After whiffing on all of his mock drafts for the Silver and Black, ESPN NFL draft analyst Mel Kiper Jr. gave Oakland Raiders general manager Reggie McKenzie a ‘C’ draft grade for his efforts in Philadelphia this weekend.
To begin his dissent from McKenzie’s draft class, Kiper began in on Ohio State cornerback Gareon Conley.
“This is obviously a really difficult class to be assessing, given all that was swirling around Gareon Conley going into the draft, and without much time to gather information. I really just need to remove him from the equation here. On ability, he’s a top-15 player, and the Raiders obviously feel comfortable with what they know of his off-field situation. But that situation really transcends a discussion of player value. I do think the Raiders could have taken a few other players in that spot and felt good about it.”
Conley has no charges filed against him, multiple witness statements which back his position that he did not assault the alleged female victim and a passed polygraph test that he astutely sent to the Raiders (along with all other NFL teams) on draft day.
Shortly thereafter, Kiper goes on to critique Oakland’s second and third round selections, stating that former Connecticut safety Obi Melifonwu’s tape “doesn’t quite live up” to his combine marks and calling former UCLA nose tackle Eddie Vanderdoes a “puzzler” in the third round.
What’s confusing about the first part of Kiper’s analysis is the fact that if Melifonwu “lived up to his combine marks” on tape, he would arguably be the best draft prospect in the past decade.
In respect to Kiper’s position on Vanderdoes, Raiders coach Jack Del Rio thinks his best football is still ahead of him. Moreover, Vanderdoes’ freshman tape was some of the best in the country prior to his ACL tear in 2015.

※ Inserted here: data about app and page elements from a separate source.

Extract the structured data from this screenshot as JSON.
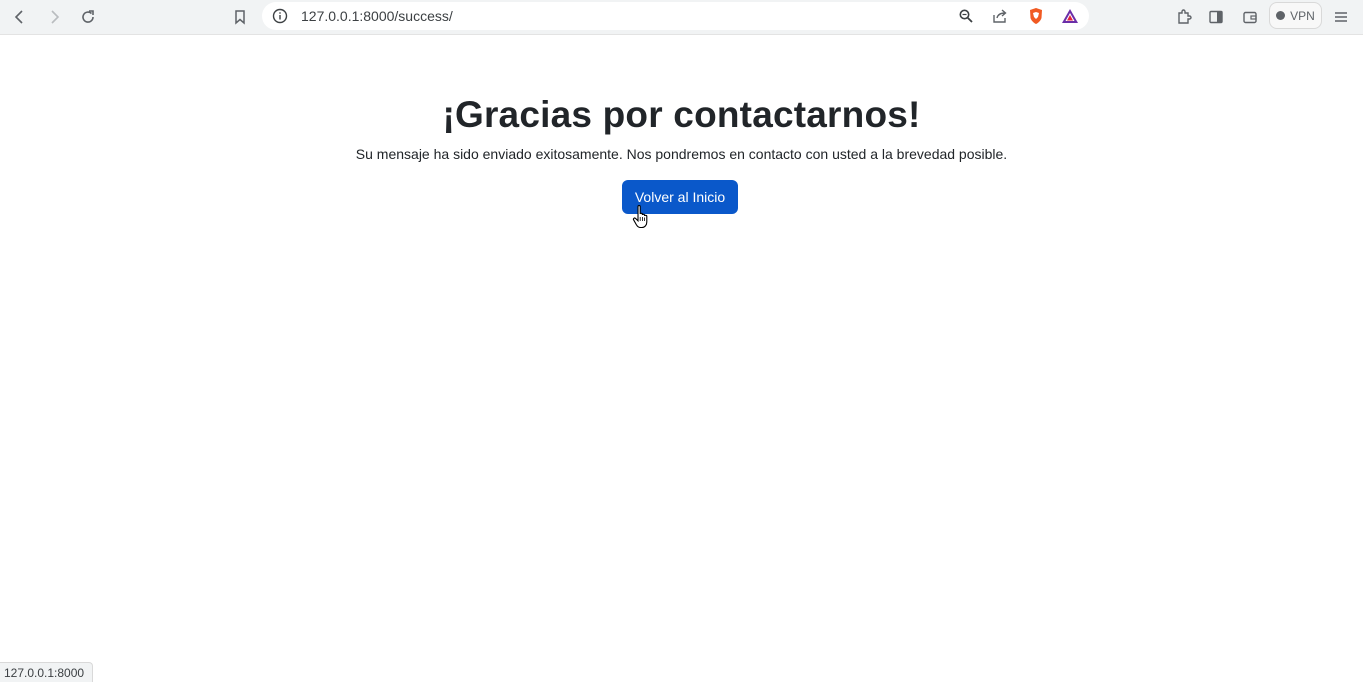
{
  "browser": {
    "url": "127.0.0.1:8000/success/",
    "vpn_label": "VPN",
    "status_url": "127.0.0.1:8000",
    "icons": [
      "back-icon",
      "forward-icon",
      "reload-icon",
      "bookmark-icon",
      "info-icon",
      "zoom-icon",
      "share-icon",
      "brave-shields-icon",
      "brave-rewards-icon",
      "extensions-icon",
      "sidebar-icon",
      "wallet-icon",
      "menu-icon"
    ]
  },
  "page": {
    "heading": "¡Gracias por contactarnos!",
    "message": "Su mensaje ha sido enviado exitosamente. Nos pondremos en contacto con usted a la brevedad posible.",
    "button_label": "Volver al Inicio",
    "button_color": "#0a58ca"
  }
}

Kiper wraps up his analysis of McKenzie’s later selections saying former Florida offensive tackle David Sharpe will provide depth along the offensive line, calling former Wake Forest linebacker Marquel Lee “a bit of a reach,” stating that former Washington State safety Shalom Luani has “a chance to stick” before circling back to Conley.
“The Conley situation clouds this, and I would have liked for them to get an inside linebacker,” Kiper concluded.
It did come down to a middle linebacker in former Vanderbilt standout Zach Cunningham and Melifonwu at pick No. 56, however, Kiper completely misunderstood the point of the draft — which was to stop a defense that gave up 60 explosive plays one year ago from being exposed again.
As such, Melifonwu gives Oakland a true tight-end stopper, Lee offers a very rangy and athletic interior linebacker presence and McKenzie keenly attacked this draft by stacking a secondary and both lines at vital positions.
Given that Kiper has so many draft classes to analyze, perhaps he wasn’t afforded the time to understand the context of McKenzie’s selections. A fact that means we give his draft grade of C for the Raiders, a big fat F.